    Finally, a back-scrutiny of the much bigger Black ‘problem’ in the USA, whose Blacks’ honest endeavours to make fair and constructive two-way written dialogue with their white masters was only ‘strawmanned’ and turned against those Blacks by those selfsame ‘masters’,
    which caused the Blacks to ‘retreat’ into establishing their own non-recorded “spoken-word-only” modus operandi of communication.
    My last word would be (that)
    [“] Our essentially greatest Task is to be enabling every level of human-being first-and-foremostly in Lifeplace Enablements;
    secondarily in Workplace skills;
    and last of all in co-destructively-fighting
    for More-and-More-Multiple-Human-Livings Money-and-Purchasing-Power,
    flimsily-ostensibly as “Earnings/Bonuses/Winnings/Entitlements/and Private-Rights”
    and as a Core-Essential under the Now-&-Future-Dominant Global-Consumer-Market-Economy [“].

  3. tizres
    01/02/2016 at 9:01 pm

    The other end of the telescope is clouded: why aren’t prison statistics available from the ONS?

    TUC analysis shows “…that nearly half (45 per cent) of BAME employees have degrees, compared with less than a third (31 per cent) of white employees.”* Though of equal interest is what happens after university.


  4. maude elwes
    05/02/2016 at 6:35 am

    Here is another old sell them a line to keep them quiet tactic.

    What about some real statistics.

    How many ethnic ‘minorities’ are there in each of our universities? How many of those are paying toward their education? How many are from low income or no income families? How many reach the full academic requirement for such places? How many have the vocabulary and language to fully understand what it is they are studying? How many were born here?

    How many indigenous white children are there in our universites in comparison to the population? How many of them are from low income or no income families? How many meet the academic qualification on every level including vocabulary and language? How many are paid for in full by our government?

    How many of our children who line up with their parents at food banks get anything like a share in the billions of our tax payer pounds being sent out of our country annually in aid of one sort or another? How many billions does our government allocate to their collective needs? How many charities are there asking for donations for British children who are homeless and live in poverty?

    The percentage of ethnics in comparison to the poor white population in our universities exceeds the true figures we hear and read of by a large percentage. Therefore indigenous tax payers largesse appears to be ludicrously over extended to non white poor. Especially when you add up for poor white boys being notorioulsy short in most places. How about giving full and in depth figures to the population on a regular basis in the daily rags.
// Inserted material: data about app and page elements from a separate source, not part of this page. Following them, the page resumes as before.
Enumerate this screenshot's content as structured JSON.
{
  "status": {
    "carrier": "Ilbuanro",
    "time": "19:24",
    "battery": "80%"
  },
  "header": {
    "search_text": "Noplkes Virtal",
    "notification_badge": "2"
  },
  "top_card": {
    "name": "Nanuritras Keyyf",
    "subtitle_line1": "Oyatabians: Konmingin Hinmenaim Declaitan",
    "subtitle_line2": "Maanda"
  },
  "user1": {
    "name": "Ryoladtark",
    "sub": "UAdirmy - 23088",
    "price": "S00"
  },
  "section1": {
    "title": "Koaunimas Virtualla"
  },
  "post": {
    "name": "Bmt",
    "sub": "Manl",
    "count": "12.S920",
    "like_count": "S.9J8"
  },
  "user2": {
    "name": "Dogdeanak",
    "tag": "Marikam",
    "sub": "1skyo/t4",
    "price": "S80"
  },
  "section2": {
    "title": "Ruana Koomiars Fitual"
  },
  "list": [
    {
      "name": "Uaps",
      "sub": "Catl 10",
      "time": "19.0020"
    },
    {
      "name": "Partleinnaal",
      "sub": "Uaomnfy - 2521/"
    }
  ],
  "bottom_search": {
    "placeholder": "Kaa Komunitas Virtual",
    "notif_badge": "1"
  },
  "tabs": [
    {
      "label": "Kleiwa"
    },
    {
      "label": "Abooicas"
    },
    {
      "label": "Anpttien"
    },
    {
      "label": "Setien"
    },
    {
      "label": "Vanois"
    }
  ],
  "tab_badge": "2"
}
    I do wonder why the call for assistance to white children doesn’t even enter the spectrum of save our souls. Now why is that? Are they less worthy? Are they second class citizens? Are they in some way unequal because of their historical background? Their grandparents and parents didn’t suffer so much as they were ruled by colonialists so the money is more deserving to the immigrant and their children and grandchildren that the white population, as equality isn’t something they deserve to expect?
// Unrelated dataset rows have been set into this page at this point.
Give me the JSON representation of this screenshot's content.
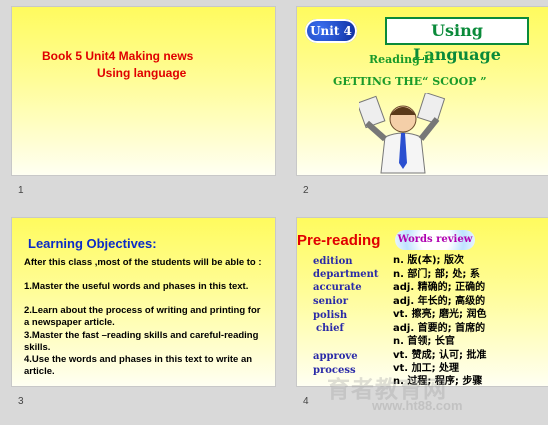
{
  "slides": [
    {
      "number": "1",
      "title_line1": "Book 5    Unit4 Making news",
      "title_line2": "Using     language"
    },
    {
      "number": "2",
      "badge": "Unit 4",
      "title": "Using Language",
      "subtitle": "Reading  II",
      "heading": "GETTING THE“ SCOOP ”",
      "star_icon": "★"
    },
    {
      "number": "3",
      "title": "Learning Objectives:",
      "intro": "After this class ,most of the students will be able to :",
      "items": [
        "1.Master the useful words and phases in this text.",
        "2.Learn about the process of  writing and printing for a newspaper article.",
        "3.Master the fast –reading  skills and careful-reading skills.",
        "4.Use the words and phases in this text to write an article."
      ]
    },
    {
      "number": "4",
      "title": "Pre-reading",
      "label": "Words review",
      "words_en": [
        "edition",
        "department",
        "accurate",
        "senior",
        "polish",
        " chief",
        "",
        "approve",
        "process"
      ],
      "words_cn": [
        "n. 版(本); 版次",
        "n. 部门; 部; 处; 系",
        "adj. 精确的; 正确的",
        "adj. 年长的; 高级的",
        "vt. 擦亮; 磨光; 润色",
        "adj. 首要的; 首席的",
        "n. 首领; 长官",
        "vt. 赞成; 认可; 批准",
        "vt. 加工; 处理",
        "n. 过程; 程序; 步骤"
      ]
    }
  ],
  "watermark": {
    "line1": "育者教育网",
    "line2": "www.ht88.com"
  }
}
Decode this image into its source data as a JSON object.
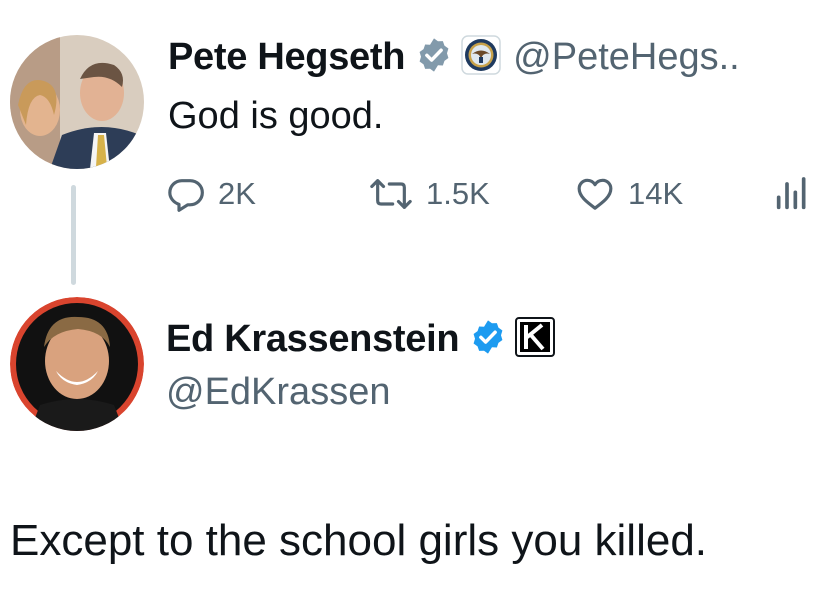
{
  "original_tweet": {
    "author_name": "Pete Hegseth",
    "handle": "@PeteHegs..",
    "text": "God is good.",
    "actions": {
      "replies": "2K",
      "retweets": "1.5K",
      "likes": "14K"
    },
    "verified_badge_color": "#829aab"
  },
  "reply_tweet": {
    "author_name": "Ed Krassenstein",
    "handle": "@EdKrassen",
    "text": "Except to the school girls you killed.",
    "verified_badge_color": "#1d9bf0"
  },
  "icons": [
    "reply-icon",
    "retweet-icon",
    "like-icon",
    "views-icon",
    "verified-icon",
    "affiliate-seal-icon",
    "k-logo-icon"
  ]
}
    White children are often being educated by teachers who have very limited English vocabulary and therefore the shock when you hear children of friends with strange thick unbelievable accents as they open their mouths to speak is depressing in the extreme. Lowering the standards or doctoring the stats is betrayal of all children no matter their heritage. So stop it.

    It is time the governments across Europe gave a large country the size of Spain to those who want to live with the traditional values they were raised in and enjoyed as European families. A place akin to Israel for example where they can continue to expect the ‘Land of Hope and Glory’ they were raised in and didn’t vote to dismantle under any government or any European decision to change what they once had and loved.
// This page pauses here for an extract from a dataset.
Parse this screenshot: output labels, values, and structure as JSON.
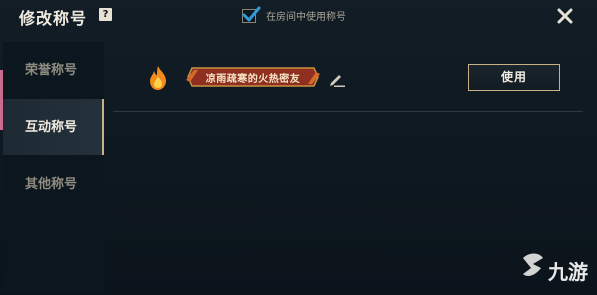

    Clearly some are more equal than others.

Comments are closed.